ABOUT THIS BOOK
The University of Michigan Press is pleased to announce the first volume in an annual series, The World Trade Forum. The Forum's members include scholars, lawyers, and government and business practitioners working in the area of international trade, law, and policy. They meet annually and discuss integration issues in international economic relations, focusing on a new theme each year.
The central topic of the first World Trade Forum is state trading. To what extent has trade liberalization, as we have experienced it over the last fifty years, affected property ownership? Contributors to the 1998 World Trade Forum explore this question, examining both state practice and the regulatory framework. Their discussions are divided into three parts: Part 1 looks at the World Trade Organization's legal framework for state trading enterprises, taking on such issues as monopolies and state enterprises, the WTO Antidumping Agreement and the economies in transition, and relationship of state trading and the Government Purchasing Act. Part 2 deals with regional experiences in state trading (for the EC, United States, Canada, Japan, China, and Russia). Part 3 examines conceptual issues such as auctions as a trade policy instrument and rule-making alternatives for entities with exclusive rights. The conclusion synthesizes the foregoing chapters in discussing the reach of modern international trade law.
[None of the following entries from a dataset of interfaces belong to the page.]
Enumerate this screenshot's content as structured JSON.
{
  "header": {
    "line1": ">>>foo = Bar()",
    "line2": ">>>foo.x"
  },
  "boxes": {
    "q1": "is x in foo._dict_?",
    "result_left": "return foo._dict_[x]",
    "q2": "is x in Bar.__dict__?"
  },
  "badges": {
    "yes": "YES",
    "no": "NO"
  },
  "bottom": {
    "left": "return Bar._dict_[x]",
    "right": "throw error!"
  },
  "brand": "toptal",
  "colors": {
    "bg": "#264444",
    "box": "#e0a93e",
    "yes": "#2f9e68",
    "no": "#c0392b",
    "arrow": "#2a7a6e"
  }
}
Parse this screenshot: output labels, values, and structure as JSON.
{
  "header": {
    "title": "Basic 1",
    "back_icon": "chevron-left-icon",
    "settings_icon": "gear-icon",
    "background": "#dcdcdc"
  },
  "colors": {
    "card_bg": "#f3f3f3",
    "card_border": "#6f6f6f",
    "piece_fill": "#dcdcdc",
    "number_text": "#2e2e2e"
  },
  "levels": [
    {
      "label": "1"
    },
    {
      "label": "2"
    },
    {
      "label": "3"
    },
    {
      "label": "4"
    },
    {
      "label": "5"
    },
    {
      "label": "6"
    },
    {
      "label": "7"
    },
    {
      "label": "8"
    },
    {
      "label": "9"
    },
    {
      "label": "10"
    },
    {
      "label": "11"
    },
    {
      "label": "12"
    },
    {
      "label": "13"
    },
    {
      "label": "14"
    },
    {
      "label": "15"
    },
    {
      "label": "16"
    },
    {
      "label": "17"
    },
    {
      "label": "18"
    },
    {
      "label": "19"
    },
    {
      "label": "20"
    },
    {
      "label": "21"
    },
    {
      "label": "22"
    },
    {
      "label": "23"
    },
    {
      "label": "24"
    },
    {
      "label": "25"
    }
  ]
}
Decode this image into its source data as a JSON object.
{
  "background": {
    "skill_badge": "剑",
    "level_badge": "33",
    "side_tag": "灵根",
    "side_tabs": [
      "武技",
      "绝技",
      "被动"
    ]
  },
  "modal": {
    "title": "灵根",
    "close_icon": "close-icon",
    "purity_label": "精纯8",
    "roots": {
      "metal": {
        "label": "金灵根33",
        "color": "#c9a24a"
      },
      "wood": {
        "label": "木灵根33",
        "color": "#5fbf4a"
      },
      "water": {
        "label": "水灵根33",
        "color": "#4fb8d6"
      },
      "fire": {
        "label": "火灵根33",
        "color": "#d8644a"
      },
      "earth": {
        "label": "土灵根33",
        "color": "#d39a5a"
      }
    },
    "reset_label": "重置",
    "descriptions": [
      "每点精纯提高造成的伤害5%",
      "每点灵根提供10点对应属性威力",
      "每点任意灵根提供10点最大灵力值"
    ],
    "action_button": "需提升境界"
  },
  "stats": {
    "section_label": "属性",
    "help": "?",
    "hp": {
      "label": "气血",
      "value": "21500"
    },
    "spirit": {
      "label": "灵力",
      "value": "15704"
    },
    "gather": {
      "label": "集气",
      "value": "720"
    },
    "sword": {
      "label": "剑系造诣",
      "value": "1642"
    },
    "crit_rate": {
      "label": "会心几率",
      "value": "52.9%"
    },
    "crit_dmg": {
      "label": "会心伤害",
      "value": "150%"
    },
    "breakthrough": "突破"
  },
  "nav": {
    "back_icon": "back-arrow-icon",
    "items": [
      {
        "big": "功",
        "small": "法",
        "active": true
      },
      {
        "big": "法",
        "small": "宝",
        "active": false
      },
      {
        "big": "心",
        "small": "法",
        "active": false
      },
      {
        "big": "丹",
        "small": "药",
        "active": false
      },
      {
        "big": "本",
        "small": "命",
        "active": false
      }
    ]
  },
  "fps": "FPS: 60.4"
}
Contributors are Frederick Abbott, Ichiro Araki, Christian Bach, Jacques H. J. Bourgeois, Thomas Cottier, William J. Davey, Vladimir Dbrentsov, Toni Haniotis, Bernard M. Hoekman, Gary Horlick, Henrik Horn, Robert Howse, Patrick Low, Will Martin, Mitsuo Matsushita, Petros Mavroidis, Aaditya Mattoo, Patrick Messerlin, Constantine Michalopoulos, Kristin Heim Mowry, Stilpon Nestor, Damien Neven, N. David Palmeter, Ernst-Ulrich Petersmann, André Sapir, Diane P. Wood, and Werner Zdouc.
Petros Mavroidis is Professor of Law, University of Neuchatel. Thomas Cottier is Professor of Law, Institute of European and International Economic Law, University of Bern Law School.